In 1962, France began testing weapons in the Pacific Ocean. This was a controversial move, as the Pacific is a much more environmentally sensitive area than the Sahara Desert. The first tests were conducted at the Moruroa Atoll, in French Polynesia.

Over the next few years, France conducted a number of tests at Moruroa and at the Fangataufa Atoll. These tests were highly controversial, and raised concerns about the potential environmental and health impacts.

In 1996, France finally ended its nuclear testing program, after conducting a total of 185 tests. The decision to end the program was largely due to international pressure, and the concerns about the potential environmental and health impacts of the tests.

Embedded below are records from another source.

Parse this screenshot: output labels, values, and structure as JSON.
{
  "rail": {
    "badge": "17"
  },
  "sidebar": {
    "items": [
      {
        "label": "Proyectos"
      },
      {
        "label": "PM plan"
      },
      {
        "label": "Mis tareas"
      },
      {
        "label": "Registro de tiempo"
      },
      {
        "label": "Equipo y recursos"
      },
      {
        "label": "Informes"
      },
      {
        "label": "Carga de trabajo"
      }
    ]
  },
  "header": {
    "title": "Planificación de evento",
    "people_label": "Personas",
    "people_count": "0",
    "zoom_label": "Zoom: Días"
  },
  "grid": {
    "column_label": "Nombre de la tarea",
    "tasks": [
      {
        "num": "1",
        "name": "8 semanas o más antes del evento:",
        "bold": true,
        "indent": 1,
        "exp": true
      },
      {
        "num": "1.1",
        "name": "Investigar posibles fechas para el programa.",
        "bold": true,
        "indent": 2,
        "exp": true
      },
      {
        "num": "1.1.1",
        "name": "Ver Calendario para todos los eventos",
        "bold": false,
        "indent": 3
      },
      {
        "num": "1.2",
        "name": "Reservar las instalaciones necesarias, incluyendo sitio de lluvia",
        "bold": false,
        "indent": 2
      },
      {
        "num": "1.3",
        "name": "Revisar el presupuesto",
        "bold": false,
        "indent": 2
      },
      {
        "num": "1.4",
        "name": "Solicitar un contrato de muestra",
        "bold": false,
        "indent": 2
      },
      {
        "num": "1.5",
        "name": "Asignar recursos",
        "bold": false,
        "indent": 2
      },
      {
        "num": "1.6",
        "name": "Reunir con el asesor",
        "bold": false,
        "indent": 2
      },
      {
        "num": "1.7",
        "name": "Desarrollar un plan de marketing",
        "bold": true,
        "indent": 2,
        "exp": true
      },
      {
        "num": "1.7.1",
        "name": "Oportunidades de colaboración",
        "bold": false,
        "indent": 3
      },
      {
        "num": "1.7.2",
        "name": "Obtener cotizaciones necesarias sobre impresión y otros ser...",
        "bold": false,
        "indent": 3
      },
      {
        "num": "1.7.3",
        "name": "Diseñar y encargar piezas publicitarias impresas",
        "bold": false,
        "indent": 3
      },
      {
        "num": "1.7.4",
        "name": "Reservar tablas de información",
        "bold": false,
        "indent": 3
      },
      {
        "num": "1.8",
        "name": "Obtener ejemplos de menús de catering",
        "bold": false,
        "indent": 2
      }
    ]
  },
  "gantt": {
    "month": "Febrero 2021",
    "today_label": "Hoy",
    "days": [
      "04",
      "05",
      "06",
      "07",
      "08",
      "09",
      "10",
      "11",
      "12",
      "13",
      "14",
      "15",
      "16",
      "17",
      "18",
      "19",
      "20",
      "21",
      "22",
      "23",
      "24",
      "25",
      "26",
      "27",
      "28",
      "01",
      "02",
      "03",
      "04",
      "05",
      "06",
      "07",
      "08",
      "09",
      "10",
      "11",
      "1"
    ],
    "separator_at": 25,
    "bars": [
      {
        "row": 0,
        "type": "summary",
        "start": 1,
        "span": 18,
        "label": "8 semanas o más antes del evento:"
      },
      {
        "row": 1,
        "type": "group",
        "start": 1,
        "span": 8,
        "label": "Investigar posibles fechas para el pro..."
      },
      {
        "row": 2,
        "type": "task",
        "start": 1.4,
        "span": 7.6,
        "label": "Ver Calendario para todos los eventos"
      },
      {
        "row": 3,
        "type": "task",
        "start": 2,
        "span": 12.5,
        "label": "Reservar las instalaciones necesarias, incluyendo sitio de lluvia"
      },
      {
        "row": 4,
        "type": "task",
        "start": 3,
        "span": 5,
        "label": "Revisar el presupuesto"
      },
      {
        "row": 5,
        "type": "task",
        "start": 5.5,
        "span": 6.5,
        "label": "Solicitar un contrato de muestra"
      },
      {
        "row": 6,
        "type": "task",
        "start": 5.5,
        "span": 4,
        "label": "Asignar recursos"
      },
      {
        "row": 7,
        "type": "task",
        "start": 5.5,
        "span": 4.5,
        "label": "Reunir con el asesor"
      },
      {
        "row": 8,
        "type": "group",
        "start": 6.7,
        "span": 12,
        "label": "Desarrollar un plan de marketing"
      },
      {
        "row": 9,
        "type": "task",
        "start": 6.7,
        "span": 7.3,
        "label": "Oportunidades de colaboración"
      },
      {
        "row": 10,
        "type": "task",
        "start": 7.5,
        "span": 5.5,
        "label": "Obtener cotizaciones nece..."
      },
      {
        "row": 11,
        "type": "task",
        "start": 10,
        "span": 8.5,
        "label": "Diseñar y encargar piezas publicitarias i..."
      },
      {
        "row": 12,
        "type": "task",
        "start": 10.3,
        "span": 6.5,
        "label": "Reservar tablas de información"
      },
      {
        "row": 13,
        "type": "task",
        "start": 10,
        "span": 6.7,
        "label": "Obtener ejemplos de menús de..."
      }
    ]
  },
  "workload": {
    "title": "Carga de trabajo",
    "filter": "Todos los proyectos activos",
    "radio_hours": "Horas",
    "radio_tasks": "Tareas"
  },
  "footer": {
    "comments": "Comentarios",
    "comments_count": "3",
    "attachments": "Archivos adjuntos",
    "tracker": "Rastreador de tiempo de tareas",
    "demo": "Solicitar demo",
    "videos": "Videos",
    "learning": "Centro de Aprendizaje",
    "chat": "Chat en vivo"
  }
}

Despite the concerns, it is now generally accepted that the French nuclear testing program did not cause any major environmental or health impacts. However, it is clear that the tests did have some negative impacts, and that further research is needed to fully understand these impacts.

How many nuclear bombs were tested in the Pacific?

In total, the US conducted 1,030 nuclear tests between 1945 and 1992. Many of these tests were conducted in the Pacific, with the Marshall and Bikini atolls being particularly popular locations.

The first test in the Pacific was conducted on Bikini Atoll in 1946. The most recent test was conducted on the island of Moruroa in French Polynesia in 1974.

The US conducted a total of 67 nuclear tests in the Pacific between 1946 and 1958. This was the peak of Pacific nuclear testing, with the number of tests gradually declining in later years.

The largest nuclear test ever conducted in the Pacific was the Bravo test, which took place at Bikini Atoll in 1954. The Bravo test was a thermonuclear weapon with a yield of 15 megatons.

The Marshall Islands were affected by nuclear testing more than any other location in the Pacific. The people of the Marshall Islands have suffered from high levels of radiation exposure, and many have died as a result.

The nuclear tests in the Pacific have had a devastating impact on the environment. The radiation from the tests has contaminated the water, soil, and air, and has caused immense damage to the local flora and fauna.

The US has finally begun to address the damage caused by nuclear testing in the Pacific. In 2010, the US government paid $2 billion in compensation to the people of the Marshall Islands.

Despite the damage caused by nuclear testing, the Pacific is still a popular location for nuclear tests. In 2013, North Korea conducted a nuclear test in the Pacific Ocean.

When did US and Britain stop nuclear testing in the Pacific?

The United States and United Kingdom conducted nuclear tests in the Pacific Ocean from 1946 until 1962. The tests were part of a larger program known as the Cold War, which was a period of intense rivalry between the two nations.

The first test was conducted by the United States in Bikini Atoll in 1946. The test was code-named Operation Crossroads and involved the detonation of a nuclear bomb. The explosion created a massive crater and released a cloud of radioactive material.

The United Kingdom began conducting tests in 1952. The first test was code-named Operation Hurricane and involved the detonation of a nuclear bomb in the Monte Bello Islands.

The United States and United Kingdom conducted a total of 67 nuclear tests in the Pacific Ocean.

The last test was conducted by the United States in 1962. The test was code-named Operation Dominic and involved the detonation of a nuclear bomb in the Pacific Ocean.

The last test was conducted by the United Kingdom in 1963. The test was code-named Operation Grapple and involved the detonation of a nuclear bomb in the Pacific Ocean.

The United States and the United Kingdom stopped conducting nuclear tests in the Pacific Ocean in 1962 and 1963, respectively.

When was the last nuclear test in the Pacific?

The most recent nuclear test in the Pacific took place on September 3, 1996, when the People’s Republic of China detonated an underground nuclear device. The test, code-named “527,” was conducted in the Lop Nur Test Range in Xinjiang Province. It was the fifteenth nuclear test conducted by the PRC, and the first since 1989.